Web Accessibility and its importance
This is the first of a series of blog posts that aim to give you a clear idea of what accessibility is.
I first came across the term web accessibility back in 2001 when I was involved in a European project. Since then, in every project in which I have participated either as a Web Designer or later as a UX Designer, I always design thinking that the final project will be seen and used by people with specific disabilities and different abilities. In the last 5 years, in various seminars, events, and meet-ups here in Greece, I have tried to transfer all of my knowledge to my Greek colleagues.
Let’s put the subject of this blog post in context. So, as you read this article, please keep in mind that:
Worldwide, 1 in 5 people have some form of disability!
Let's define what web accessibility is and why you should care.
How big is our topic?
According to the World Health Organization (WHO), 15% of the world's population lives with some form of disability. That is over 1 billion people!
Accordingly, it is estimated that one-fifth of the EU population has some form of disability. For 2020, that is about 150 million people!
At this point, it is worth mentioning that web accessibility has a lot in common with digital accessibility, but it is not the same.
Practically, web accessibility is a subset of the digital one, which also includes other related areas such as Digital Publishing and Accessibility (e.g. PDF Accessibility), Software Accessibility, Mobile Native Apps Accessibility etc.
What web accessibility is
In the introductory article Introduction to Web Accessibility by Web Accessibility Initiative (WAI), I believe that the following excerpt identifies our topic in the best possible way: Web accessibility means that websites, tools, and technologies are designed and developed so that people with disabilities can use them.
There are other relevant definitions.

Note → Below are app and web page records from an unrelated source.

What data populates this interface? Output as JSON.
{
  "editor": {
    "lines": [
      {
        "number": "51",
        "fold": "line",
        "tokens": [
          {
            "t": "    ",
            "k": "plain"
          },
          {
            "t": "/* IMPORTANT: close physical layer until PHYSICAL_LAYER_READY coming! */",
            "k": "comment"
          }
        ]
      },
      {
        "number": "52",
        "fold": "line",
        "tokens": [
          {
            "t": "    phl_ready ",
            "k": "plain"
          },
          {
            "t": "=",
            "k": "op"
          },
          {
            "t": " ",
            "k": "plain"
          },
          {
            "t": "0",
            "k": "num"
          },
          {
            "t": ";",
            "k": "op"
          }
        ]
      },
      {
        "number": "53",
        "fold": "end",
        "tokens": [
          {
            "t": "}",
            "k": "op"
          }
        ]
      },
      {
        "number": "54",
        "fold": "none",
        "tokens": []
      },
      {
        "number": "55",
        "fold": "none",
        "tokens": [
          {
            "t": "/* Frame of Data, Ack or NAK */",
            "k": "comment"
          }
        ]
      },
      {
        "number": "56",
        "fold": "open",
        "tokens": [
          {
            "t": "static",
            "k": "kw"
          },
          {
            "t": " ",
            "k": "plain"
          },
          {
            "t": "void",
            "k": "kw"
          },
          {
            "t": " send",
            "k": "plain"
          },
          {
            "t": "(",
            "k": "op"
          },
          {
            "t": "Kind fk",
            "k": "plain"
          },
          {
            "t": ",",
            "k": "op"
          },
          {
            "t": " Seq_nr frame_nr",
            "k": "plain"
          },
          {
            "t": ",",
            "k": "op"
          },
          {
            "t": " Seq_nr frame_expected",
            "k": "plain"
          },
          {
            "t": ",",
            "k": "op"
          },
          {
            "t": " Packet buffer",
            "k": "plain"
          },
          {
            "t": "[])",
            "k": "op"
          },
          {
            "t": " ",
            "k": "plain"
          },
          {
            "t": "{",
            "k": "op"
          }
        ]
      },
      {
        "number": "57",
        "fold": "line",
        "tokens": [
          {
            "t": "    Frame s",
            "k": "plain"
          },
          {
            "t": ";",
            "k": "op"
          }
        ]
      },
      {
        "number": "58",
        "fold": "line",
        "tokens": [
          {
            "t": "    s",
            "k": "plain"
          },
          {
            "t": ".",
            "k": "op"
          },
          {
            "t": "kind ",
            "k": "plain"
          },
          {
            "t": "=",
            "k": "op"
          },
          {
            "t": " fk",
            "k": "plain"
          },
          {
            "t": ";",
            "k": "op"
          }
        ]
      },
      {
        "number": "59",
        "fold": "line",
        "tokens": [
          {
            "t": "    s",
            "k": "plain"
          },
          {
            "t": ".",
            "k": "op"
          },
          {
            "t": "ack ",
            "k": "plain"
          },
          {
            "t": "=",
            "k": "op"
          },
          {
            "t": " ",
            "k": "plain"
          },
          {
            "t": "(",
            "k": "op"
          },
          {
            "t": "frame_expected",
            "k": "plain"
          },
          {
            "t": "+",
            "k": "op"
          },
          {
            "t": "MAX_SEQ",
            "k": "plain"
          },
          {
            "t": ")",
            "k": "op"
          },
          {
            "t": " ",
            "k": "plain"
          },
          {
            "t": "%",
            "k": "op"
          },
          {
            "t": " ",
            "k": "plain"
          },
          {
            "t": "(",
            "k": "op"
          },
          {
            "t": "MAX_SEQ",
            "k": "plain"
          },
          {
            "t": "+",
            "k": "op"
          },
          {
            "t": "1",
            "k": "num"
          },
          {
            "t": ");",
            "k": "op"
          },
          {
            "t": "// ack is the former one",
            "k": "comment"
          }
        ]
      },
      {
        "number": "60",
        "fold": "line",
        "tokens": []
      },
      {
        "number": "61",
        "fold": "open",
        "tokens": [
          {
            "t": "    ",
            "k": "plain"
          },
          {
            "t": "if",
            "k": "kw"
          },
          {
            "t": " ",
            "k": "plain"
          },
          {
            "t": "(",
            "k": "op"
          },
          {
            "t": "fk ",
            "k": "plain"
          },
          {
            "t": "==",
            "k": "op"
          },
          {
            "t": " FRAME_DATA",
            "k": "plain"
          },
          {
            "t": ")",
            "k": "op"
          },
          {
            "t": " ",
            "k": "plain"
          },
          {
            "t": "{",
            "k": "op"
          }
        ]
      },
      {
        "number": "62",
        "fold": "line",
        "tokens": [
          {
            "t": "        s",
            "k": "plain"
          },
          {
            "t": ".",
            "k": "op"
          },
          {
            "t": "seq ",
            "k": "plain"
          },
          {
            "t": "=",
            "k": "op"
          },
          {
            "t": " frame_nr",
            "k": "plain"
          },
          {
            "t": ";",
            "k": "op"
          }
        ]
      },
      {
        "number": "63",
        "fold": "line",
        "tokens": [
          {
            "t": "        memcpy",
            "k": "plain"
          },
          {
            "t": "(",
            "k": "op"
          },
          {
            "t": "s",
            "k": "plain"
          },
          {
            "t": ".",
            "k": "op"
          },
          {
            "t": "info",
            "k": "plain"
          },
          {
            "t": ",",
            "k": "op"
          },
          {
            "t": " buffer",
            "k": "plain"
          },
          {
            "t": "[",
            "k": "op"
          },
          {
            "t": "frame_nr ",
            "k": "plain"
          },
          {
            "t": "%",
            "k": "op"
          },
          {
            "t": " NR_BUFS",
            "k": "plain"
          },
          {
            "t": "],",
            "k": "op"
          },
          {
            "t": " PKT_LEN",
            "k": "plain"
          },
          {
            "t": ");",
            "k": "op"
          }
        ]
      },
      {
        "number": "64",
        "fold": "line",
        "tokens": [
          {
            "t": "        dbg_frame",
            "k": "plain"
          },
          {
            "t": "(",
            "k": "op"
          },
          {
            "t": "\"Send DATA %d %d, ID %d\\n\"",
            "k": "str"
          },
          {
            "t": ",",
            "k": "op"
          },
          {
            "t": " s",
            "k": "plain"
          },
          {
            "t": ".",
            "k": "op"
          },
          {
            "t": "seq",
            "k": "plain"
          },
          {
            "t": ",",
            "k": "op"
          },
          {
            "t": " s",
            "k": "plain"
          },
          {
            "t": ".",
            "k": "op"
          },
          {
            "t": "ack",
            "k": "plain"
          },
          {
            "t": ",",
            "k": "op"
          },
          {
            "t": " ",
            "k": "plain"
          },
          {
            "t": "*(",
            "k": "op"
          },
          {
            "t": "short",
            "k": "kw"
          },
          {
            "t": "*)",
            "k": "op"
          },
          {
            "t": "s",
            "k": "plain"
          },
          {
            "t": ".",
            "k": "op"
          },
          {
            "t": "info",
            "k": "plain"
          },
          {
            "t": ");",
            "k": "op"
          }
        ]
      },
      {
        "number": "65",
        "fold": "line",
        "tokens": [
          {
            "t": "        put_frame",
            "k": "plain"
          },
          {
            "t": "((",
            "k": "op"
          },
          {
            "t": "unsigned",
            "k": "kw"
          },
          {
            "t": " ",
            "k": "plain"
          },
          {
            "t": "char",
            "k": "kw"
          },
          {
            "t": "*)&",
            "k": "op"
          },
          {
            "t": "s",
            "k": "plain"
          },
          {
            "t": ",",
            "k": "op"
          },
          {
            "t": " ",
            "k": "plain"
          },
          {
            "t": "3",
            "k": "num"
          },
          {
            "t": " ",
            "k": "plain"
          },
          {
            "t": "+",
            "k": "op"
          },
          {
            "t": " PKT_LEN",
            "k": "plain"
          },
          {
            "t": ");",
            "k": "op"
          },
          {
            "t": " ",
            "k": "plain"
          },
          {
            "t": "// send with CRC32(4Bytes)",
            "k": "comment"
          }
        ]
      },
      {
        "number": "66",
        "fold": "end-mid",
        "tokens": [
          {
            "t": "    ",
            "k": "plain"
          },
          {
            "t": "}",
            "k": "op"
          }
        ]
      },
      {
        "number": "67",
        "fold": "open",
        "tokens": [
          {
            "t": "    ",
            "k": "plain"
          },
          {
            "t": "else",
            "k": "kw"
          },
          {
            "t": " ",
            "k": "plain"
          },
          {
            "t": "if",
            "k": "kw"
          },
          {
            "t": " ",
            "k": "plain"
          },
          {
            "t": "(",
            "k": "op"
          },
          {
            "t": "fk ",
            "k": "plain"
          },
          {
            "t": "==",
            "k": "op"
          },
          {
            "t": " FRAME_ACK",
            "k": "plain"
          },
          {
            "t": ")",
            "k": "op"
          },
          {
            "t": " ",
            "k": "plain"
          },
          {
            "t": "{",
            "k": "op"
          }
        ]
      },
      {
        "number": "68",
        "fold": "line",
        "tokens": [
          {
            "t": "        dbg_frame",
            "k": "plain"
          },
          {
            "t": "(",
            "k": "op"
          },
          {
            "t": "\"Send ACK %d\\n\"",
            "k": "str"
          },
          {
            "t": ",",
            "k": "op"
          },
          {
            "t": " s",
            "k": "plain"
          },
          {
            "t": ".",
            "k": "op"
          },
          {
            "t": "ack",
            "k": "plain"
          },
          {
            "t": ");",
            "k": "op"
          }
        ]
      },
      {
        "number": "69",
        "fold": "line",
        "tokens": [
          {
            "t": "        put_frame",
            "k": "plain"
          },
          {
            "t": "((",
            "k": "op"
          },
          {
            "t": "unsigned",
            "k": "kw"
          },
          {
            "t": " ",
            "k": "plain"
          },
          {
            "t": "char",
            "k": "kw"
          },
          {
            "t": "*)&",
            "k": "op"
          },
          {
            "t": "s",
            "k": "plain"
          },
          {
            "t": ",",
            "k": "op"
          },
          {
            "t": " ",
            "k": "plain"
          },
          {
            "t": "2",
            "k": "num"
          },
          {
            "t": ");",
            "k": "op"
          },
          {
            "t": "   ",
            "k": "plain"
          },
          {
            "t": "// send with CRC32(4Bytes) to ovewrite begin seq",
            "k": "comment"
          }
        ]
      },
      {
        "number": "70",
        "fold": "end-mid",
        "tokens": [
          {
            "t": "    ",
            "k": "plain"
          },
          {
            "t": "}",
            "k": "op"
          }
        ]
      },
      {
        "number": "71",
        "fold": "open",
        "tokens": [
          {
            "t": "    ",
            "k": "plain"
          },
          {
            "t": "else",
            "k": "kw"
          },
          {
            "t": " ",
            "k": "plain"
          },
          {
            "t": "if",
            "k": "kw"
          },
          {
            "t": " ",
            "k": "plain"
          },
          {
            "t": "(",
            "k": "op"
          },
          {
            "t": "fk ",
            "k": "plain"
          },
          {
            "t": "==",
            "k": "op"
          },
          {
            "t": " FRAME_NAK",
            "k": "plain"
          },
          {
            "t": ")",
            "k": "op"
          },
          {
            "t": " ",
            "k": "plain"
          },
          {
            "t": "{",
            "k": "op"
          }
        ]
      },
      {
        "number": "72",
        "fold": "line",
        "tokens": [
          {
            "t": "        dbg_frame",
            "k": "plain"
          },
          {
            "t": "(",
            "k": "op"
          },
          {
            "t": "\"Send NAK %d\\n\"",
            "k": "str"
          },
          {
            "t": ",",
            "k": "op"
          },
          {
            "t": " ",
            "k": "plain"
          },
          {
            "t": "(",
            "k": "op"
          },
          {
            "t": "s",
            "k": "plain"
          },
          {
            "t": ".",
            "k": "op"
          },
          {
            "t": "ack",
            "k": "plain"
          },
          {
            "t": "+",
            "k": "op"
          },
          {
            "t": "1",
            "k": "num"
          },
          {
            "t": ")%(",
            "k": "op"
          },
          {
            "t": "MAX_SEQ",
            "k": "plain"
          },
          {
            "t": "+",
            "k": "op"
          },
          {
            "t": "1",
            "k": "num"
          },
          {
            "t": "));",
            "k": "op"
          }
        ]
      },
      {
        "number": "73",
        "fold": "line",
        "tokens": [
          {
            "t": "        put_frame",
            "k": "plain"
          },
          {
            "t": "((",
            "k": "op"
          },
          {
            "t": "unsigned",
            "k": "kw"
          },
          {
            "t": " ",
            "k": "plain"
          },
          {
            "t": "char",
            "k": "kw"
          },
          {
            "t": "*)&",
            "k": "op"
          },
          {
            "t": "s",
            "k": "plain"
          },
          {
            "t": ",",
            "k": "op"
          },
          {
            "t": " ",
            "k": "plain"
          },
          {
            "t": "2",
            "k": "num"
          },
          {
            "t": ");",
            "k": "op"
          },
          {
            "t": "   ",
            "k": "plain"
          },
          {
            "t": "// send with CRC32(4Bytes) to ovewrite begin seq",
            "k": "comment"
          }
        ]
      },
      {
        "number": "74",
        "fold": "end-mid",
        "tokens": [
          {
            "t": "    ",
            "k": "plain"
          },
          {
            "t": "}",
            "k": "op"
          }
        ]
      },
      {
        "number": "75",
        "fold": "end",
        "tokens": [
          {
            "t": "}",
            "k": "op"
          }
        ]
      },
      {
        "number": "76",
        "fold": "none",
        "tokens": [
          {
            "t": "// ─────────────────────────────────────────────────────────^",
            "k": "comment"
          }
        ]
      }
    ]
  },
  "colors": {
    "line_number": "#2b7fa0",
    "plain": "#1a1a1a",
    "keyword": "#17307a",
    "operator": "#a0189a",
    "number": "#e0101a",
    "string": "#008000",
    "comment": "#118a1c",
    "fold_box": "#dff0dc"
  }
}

I like mostly the above from WAI. I also find the following points of view very interesting:
- "Making a website or mobile app accessible means making sure it can be used by as many people as possible." found at Understanding accessibility requirements for public sector bodies from gov.uk.
- “…disability is a conflict between someone’s functional capability and the world we have constructed” found in the book A Web for Everyone.
Web accessibility is all about people
At the core of both digital accessibility and web accessibility are people, especially those with disabilities. These disabilities in turn fall into the following categories:
- Vision (e.g. blind, low vision, color blind)
- Hearing -Speech (e.g. deaf, hard of hearing)
- Physical or Motor (e.g. fine control, slow motion, no mouse)
- Cognitive or Neurological (e.g. learning impairment, decision-making)
Also, any disability can be: situational, temporary, or permanent.
Why invest in web accessibility
At this point, you have typically wondered, why to bother or why invest in web accessibility, Here are some very good reasons:
"1 in 6 people in the world will be over the age 65 by 2050, up from 1 in 11 in 2019" World Population Ageing 2019 Highlights, United Nations
- "The accessibility problems of today are the mainstream breakthroughs of tomorrow" as Eve Andersson said (Director, Accessibility Engineering, Google). In other words, accessibility can drive innovation.
- Accessibility can enhance your brand value
- You can extend your market reach (globally, over 1 billion people has a spending power of more than $6 trillion)
- By making web accessibility and accessibility in the general part of your culture and your business processes, you are reducing legal risks
- Most of the techniques used by web accessibility are extremely useful for the SEO of your website.
- But, more importantly as Karl Groves (Founder & President Tenon.io, Web Accessibility Evangelist) has stated: "The true ROI from accessibility is to not only make your website more accessible but to also market to people with disabilities" (The truth about the ROI of Web Accessibility)
In the next blog post, we will take a look at the components that make up web accessibility and what you can do to find out how accessible your website is.
Happy reading and keep on UXing!